Can a Spotlight on Music Lead to Audio Purchases?
As a member of CEA’s Audio Division Board and the chairperson of the Youth Promotions Committee, we are organizing an effort to promote awareness of quality in audio products and media. As the industry continues to improve technology to offer consumers better recordings, we are making efforts to educate the public about the leading new products that can process audio data faster and more accurately, delivering consumers the best possible sound experience. Please contact me directly if you are interested in supporting this effort with audio products or resources.
Coleen Sterns Leith
Original Article By Allyson Pahmer, Director, CEA Member Programs

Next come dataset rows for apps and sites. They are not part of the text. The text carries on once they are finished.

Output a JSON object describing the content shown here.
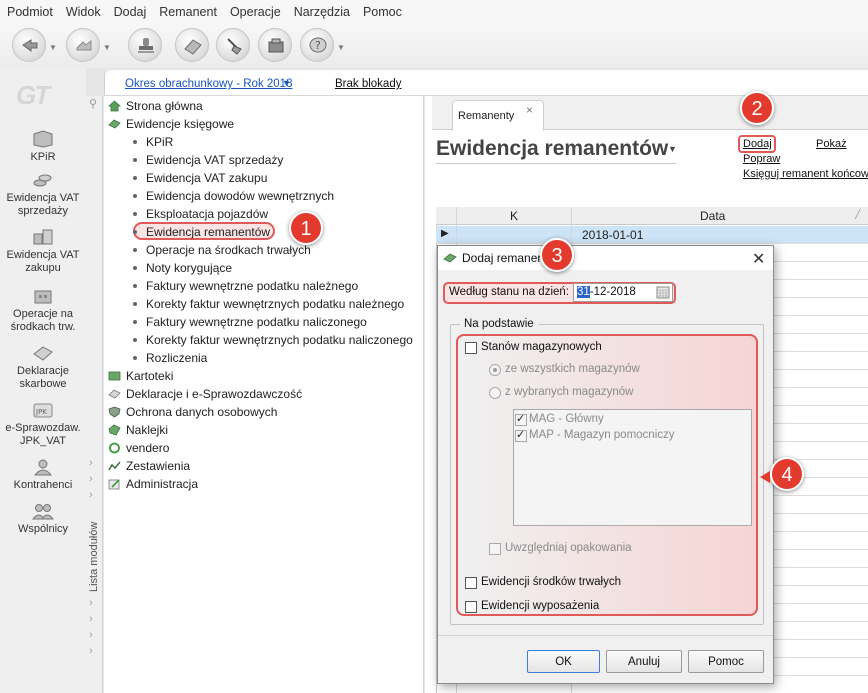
{
  "menu": [
    "Podmiot",
    "Widok",
    "Dodaj",
    "Remanent",
    "Operacje",
    "Narzędzia",
    "Pomoc"
  ],
  "toolbar_icons": [
    "back-arrow-icon",
    "forward-arrow-icon",
    "stamp-icon",
    "eraser-icon",
    "broom-icon",
    "register-icon",
    "help-icon"
  ],
  "logo": "GT",
  "left_nav": [
    {
      "label": "KPiR",
      "icon": "book-icon"
    },
    {
      "label": "Ewidencja VAT sprzedaży",
      "icon": "coins-icon"
    },
    {
      "label": "Ewidencja VAT zakupu",
      "icon": "boxes-icon"
    },
    {
      "label": "Operacje na środkach trw.",
      "icon": "building-icon"
    },
    {
      "label": "Deklaracje skarbowe",
      "icon": "forms-icon"
    },
    {
      "label": "e-Sprawozdaw. JPK_VAT",
      "icon": "jpk-icon"
    },
    {
      "label": "Kontrahenci",
      "icon": "person-icon"
    },
    {
      "label": "Wspólnicy",
      "icon": "people-icon"
    }
  ],
  "header": {
    "okres": "Okres obrachunkowy - Rok 2018",
    "brak": "Brak blokady"
  },
  "module_list_label": "Lista modułów",
  "tree": {
    "top": [
      {
        "label": "Strona główna",
        "icon": "home-icon"
      },
      {
        "label": "Ewidencje księgowe",
        "icon": "ledger-icon"
      }
    ],
    "sub": [
      "KPiR",
      "Ewidencja VAT sprzedaży",
      "Ewidencja VAT zakupu",
      "Ewidencja dowodów wewnętrznych",
      "Eksploatacja pojazdów",
      "Ewidencja remanentów",
      "Operacje na środkach trwałych",
      "Noty korygujące",
      "Faktury wewnętrzne podatku należnego",
      "Korekty faktur wewnętrznych podatku należnego",
      "Faktury wewnętrzne podatku naliczonego",
      "Korekty faktur wewnętrznych podatku naliczonego",
      "Rozliczenia"
    ],
    "bottom": [
      {
        "label": "Kartoteki",
        "icon": "cards-icon"
      },
      {
        "label": "Deklaracje i e-Sprawozdawczość",
        "icon": "declaration-icon"
      },
      {
        "label": "Ochrona danych osobowych",
        "icon": "shield-icon"
      },
      {
        "label": "Naklejki",
        "icon": "sticker-icon"
      },
      {
        "label": "vendero",
        "icon": "vendero-icon"
      },
      {
        "label": "Zestawienia",
        "icon": "chart-icon"
      },
      {
        "label": "Administracja",
        "icon": "admin-icon"
      }
    ]
  },
  "tab": {
    "label": "Remanenty",
    "close": "×"
  },
  "view": {
    "title": "Ewidencja remanentów",
    "actions": {
      "dodaj": "Dodaj",
      "pokaz": "Pokaż",
      "popraw": "Popraw",
      "ksieguj": "Księguj remanent końcowy"
    },
    "grid": {
      "headers": [
        "K",
        "Data"
      ],
      "rows": [
        {
          "date": "2018-01-01"
        }
      ]
    }
  },
  "dialog": {
    "title": "Dodaj remanent",
    "date_label": "Według stanu na dzień:",
    "date_day": "31",
    "date_rest": "-12-2018",
    "group_title": "Na podstawie",
    "stany_mag": "Stanów magazynowych",
    "radio_all": "ze wszystkich magazynów",
    "radio_selected": "z wybranych magazynów",
    "magazines": [
      "MAG - Główny",
      "MAP - Magazyn pomocniczy"
    ],
    "opakowania": "Uwzględniaj opakowania",
    "srodki": "Ewidencji środków trwałych",
    "wyposazenie": "Ewidencji wyposażenia",
    "ok": "OK",
    "anuluj": "Anuluj",
    "pomoc": "Pomoc"
  },
  "callouts": [
    "1",
    "2",
    "3",
    "4"
  ],
  "colors": {
    "accent_red": "#e23b2e",
    "highlight": "#e05a5a",
    "selection": "#cde3f6",
    "link": "#1a56b8"
  }
}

This week, the Academy of Recording Arts and Sciences kicks off GRAMMY® week, several days of festivities leading up to “Music’s Biggest Night” – the GRAMMY Awards on February 10. Millions of viewers will tune in to watch their favorite artists perform and compete in their categories. Last year, the GRAMMY broadcast achieved its second-largest audience ever: more than 39 million people, according to Billboard.com. If you are manufacturer or retailer of audio products or accessories, these viewers are your customers – and if they aren’t yet, they should be.
The Consumer Electronics Association®is doing its part to convert young music lovers to audiophiles. As mentioned on this blog back in December, CEA joined forces with The Recording Academy’s Producers & Engineers Wing on a GRAMMY.com-based microsite, www.qualitysoundmatters.com. The goal of the site is to help consumers understand high-quality digital audio formats and equipment and why they should demand it. It offers information to music consumers about how they can enhance the enjoyment of their music by seeking out today’s higher-quality digital file formats and by using products that help retain the sound of the music as the artists and engineers intended.
CEA is also running a contest this week, leveraging the GRAMMY Awards and aimed primarily at the GRAMMY-watching audience, to alert consumers to the virtues of quality audio and to encourage them to seek products that will let them truly experience it. [Many, many thanks to CEA Members NuVo, Triad, Monster, and Polk Audio for the terrific contest prizes!]
These promotional efforts are important steps to raise awareness of better audio, particularly among young people who may not understand the difference between lossy and lossless files or who may not ever have experienced what truly great audio sounds like. But they’re only the first step. An Analysis Brief titled “Audio Content and Hardware Trends” released by CEA in December reports that over half of online adults experience digital audio content in the home (streaming and downloaded), with the 18-34 year old age demographic the largest user base: over three-fourths (78 percent) listen to digital audio formats (compared to 51 percent of 35-44 year olds and 25 percent of adults 55 and older).
Chances are this streamed and downloaded music is not what any of us would consider “high-quality audio,” yet the next generation of consumers is moving toward this delivery system in larger and larger numbers. Nearly half of this demographic (49 percent) plans to listen to more digital audio in the next 12 months, not less. It’s a huge opportunity for those in our industry who can help make that content sound as good as possible.
The message to manufacturers and retailers of audio gear and accessories is clear: the ones who help make it easier and cooler to make digital music sound as great as ever will successfully attract the dollars of these young consumers. We’ll find out in a few weeks how big the GRAMMY audience was for 2013 but there’s no doubt a huge audience of music lovers is out there. It’s up to you to help show them how much better the music they love can be.
This article by author Allyson Pahmer was posted with permission of the CEA Audio Division. The original post can be found here.